→ DIRECTIONS FOR THIS TASK: The expected answer is a bare count of the lines in the data below that contain "JSON".
◇ ◇ ◇
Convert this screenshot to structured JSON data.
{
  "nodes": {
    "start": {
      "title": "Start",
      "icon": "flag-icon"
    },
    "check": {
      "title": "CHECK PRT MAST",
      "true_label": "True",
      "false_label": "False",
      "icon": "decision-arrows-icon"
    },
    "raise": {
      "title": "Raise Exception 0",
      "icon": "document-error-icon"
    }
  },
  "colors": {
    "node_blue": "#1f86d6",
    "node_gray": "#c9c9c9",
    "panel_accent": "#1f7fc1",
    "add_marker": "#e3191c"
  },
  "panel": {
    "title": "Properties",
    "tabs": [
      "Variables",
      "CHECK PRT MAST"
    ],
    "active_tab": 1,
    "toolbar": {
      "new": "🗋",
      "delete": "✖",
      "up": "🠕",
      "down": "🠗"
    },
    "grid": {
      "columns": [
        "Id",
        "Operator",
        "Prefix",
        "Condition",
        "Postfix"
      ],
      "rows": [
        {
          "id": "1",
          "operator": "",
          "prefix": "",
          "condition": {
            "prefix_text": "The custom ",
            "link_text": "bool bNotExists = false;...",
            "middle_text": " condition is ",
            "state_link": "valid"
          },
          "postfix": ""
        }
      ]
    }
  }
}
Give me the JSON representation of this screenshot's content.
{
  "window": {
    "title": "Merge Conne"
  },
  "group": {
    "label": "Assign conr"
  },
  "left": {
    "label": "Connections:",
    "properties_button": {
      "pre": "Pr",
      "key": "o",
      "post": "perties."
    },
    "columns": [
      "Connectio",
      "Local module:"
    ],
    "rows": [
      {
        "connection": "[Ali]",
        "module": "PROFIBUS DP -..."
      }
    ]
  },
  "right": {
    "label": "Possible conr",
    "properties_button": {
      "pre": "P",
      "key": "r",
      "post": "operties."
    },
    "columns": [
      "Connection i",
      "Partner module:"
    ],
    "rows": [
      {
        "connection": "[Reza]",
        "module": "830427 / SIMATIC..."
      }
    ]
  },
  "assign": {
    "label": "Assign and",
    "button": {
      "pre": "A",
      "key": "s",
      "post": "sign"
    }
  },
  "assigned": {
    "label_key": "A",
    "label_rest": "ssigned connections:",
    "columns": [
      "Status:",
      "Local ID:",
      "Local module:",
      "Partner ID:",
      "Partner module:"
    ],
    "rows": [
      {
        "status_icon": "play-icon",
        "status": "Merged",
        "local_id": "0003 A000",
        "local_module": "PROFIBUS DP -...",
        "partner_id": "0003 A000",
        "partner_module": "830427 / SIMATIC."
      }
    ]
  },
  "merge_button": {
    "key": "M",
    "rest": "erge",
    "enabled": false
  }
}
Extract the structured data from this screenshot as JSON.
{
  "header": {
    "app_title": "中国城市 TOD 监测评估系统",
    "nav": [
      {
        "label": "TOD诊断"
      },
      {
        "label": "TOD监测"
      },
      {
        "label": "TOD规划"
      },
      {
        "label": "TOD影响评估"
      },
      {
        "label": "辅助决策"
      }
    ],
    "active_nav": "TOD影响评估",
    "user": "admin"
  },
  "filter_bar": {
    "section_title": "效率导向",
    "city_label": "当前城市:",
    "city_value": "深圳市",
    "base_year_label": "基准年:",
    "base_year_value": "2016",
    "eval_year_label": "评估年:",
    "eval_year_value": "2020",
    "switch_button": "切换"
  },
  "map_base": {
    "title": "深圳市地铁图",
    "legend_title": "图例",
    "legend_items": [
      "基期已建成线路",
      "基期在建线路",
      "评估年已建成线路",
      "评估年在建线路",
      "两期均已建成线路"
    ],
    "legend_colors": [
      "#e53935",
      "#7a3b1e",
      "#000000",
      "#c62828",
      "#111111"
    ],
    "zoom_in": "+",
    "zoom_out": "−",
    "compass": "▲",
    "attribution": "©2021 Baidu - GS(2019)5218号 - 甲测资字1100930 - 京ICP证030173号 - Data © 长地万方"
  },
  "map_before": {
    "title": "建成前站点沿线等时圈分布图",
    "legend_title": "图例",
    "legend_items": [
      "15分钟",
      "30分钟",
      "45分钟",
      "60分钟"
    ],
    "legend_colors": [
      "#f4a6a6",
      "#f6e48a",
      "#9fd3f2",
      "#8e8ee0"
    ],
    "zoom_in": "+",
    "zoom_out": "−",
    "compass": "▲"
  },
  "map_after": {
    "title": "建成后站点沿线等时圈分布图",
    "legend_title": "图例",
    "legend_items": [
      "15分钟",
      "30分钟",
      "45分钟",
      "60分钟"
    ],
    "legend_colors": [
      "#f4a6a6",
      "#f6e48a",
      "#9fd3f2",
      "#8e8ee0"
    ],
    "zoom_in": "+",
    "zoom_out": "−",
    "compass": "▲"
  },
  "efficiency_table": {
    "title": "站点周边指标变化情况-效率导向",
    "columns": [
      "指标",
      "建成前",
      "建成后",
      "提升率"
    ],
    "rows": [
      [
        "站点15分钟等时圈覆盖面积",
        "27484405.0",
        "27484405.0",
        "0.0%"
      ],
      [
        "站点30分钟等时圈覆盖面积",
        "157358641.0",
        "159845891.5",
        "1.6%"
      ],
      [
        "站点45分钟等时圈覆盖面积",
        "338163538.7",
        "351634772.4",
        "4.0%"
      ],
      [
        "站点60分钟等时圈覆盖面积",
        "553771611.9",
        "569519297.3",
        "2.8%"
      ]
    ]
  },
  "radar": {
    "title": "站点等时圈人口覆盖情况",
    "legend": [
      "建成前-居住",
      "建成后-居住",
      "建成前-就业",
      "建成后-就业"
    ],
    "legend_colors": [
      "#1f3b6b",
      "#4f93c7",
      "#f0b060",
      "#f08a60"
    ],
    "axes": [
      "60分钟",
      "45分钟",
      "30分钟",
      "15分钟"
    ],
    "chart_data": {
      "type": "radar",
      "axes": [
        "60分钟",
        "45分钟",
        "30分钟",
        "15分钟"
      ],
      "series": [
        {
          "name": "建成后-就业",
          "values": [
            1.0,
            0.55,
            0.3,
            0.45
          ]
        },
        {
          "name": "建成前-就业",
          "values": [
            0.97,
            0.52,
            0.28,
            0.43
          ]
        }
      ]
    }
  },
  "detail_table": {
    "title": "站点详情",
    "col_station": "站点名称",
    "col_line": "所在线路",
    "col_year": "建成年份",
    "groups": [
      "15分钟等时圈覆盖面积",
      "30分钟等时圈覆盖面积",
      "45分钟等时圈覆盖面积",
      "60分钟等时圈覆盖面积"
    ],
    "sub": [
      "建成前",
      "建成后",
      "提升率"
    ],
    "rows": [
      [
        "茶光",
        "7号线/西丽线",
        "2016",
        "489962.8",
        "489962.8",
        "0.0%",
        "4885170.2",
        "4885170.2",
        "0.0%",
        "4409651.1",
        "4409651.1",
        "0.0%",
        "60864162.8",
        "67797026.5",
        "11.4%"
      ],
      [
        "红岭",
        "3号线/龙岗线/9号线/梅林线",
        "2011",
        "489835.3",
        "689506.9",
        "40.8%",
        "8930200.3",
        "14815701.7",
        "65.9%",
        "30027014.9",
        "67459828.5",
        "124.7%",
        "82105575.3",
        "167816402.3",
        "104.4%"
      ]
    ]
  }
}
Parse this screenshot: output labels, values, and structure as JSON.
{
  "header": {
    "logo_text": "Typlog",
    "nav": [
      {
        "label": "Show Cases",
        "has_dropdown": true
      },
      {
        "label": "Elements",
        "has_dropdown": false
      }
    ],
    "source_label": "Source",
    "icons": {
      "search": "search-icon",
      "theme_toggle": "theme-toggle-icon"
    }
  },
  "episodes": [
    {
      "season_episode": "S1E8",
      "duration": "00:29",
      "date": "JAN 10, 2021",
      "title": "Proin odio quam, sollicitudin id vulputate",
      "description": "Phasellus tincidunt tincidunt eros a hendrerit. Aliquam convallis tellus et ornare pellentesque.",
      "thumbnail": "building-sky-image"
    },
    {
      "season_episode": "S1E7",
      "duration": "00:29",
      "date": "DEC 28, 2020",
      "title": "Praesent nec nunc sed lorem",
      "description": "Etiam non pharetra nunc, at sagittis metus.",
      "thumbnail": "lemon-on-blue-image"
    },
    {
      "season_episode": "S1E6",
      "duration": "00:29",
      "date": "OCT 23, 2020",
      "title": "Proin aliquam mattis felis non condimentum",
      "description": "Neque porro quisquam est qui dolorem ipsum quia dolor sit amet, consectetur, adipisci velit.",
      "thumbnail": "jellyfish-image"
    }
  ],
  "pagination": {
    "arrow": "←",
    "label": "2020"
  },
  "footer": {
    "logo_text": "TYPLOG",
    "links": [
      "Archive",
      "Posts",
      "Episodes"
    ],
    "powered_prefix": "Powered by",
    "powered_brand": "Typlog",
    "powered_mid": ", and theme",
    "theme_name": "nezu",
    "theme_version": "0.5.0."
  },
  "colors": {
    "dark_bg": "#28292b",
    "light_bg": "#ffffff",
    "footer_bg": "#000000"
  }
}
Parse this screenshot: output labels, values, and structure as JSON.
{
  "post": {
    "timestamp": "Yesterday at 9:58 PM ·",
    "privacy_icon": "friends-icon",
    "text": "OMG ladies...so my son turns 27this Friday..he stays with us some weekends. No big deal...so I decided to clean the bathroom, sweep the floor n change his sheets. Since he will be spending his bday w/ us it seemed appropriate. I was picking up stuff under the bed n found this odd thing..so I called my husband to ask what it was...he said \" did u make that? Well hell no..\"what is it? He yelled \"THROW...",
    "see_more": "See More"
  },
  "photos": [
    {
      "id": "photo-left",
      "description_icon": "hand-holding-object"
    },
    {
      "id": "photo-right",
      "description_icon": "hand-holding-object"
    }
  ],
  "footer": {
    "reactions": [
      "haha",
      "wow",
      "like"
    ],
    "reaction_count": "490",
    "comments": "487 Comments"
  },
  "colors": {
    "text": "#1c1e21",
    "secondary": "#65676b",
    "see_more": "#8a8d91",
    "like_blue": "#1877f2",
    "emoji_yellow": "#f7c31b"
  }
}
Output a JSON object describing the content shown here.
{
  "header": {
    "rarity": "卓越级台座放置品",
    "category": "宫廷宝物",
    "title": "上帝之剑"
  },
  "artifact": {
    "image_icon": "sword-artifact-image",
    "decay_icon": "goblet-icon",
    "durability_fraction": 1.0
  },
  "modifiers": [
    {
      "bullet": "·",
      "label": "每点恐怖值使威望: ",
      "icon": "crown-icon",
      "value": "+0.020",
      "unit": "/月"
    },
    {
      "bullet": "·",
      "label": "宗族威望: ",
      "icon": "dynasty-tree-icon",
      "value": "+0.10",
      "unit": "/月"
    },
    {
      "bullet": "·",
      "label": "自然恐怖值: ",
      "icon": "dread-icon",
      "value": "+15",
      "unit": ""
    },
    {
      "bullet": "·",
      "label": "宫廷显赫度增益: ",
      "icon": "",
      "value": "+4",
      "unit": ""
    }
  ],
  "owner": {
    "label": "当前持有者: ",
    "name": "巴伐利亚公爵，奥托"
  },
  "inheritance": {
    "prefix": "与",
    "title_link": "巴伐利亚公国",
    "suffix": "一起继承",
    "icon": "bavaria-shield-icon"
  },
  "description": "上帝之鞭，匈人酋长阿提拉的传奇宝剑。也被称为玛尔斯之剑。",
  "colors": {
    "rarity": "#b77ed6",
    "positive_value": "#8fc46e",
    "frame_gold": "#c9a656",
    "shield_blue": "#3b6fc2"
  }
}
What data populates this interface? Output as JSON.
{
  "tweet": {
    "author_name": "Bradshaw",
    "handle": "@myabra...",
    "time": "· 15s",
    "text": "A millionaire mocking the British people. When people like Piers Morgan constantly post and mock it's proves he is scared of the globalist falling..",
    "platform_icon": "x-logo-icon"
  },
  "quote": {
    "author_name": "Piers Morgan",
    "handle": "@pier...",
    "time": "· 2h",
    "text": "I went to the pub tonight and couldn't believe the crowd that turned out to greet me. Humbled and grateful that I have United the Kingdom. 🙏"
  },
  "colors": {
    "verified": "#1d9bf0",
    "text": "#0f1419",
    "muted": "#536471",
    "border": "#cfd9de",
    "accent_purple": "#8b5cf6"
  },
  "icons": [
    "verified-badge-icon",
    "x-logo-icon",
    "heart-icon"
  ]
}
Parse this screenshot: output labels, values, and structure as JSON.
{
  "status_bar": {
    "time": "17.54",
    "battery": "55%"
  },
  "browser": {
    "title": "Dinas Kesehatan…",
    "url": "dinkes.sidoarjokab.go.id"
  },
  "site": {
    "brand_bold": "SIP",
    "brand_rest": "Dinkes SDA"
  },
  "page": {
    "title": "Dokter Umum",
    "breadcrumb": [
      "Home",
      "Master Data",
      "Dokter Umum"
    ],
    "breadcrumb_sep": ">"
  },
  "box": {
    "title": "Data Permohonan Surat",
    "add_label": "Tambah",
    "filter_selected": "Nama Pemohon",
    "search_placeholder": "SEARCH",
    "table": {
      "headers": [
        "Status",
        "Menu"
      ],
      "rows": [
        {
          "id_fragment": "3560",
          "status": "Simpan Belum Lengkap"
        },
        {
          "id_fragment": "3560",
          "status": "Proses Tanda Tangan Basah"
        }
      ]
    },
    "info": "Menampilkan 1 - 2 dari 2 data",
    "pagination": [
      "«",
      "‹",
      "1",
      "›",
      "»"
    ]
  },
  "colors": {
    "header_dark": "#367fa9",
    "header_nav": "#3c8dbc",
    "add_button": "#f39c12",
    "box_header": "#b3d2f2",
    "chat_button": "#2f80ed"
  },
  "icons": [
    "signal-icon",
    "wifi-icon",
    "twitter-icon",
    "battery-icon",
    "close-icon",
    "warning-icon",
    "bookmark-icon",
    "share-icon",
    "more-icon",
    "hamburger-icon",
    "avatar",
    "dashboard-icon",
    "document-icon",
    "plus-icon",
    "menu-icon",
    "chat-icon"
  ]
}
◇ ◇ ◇
→ RESPONSE BELOW: 8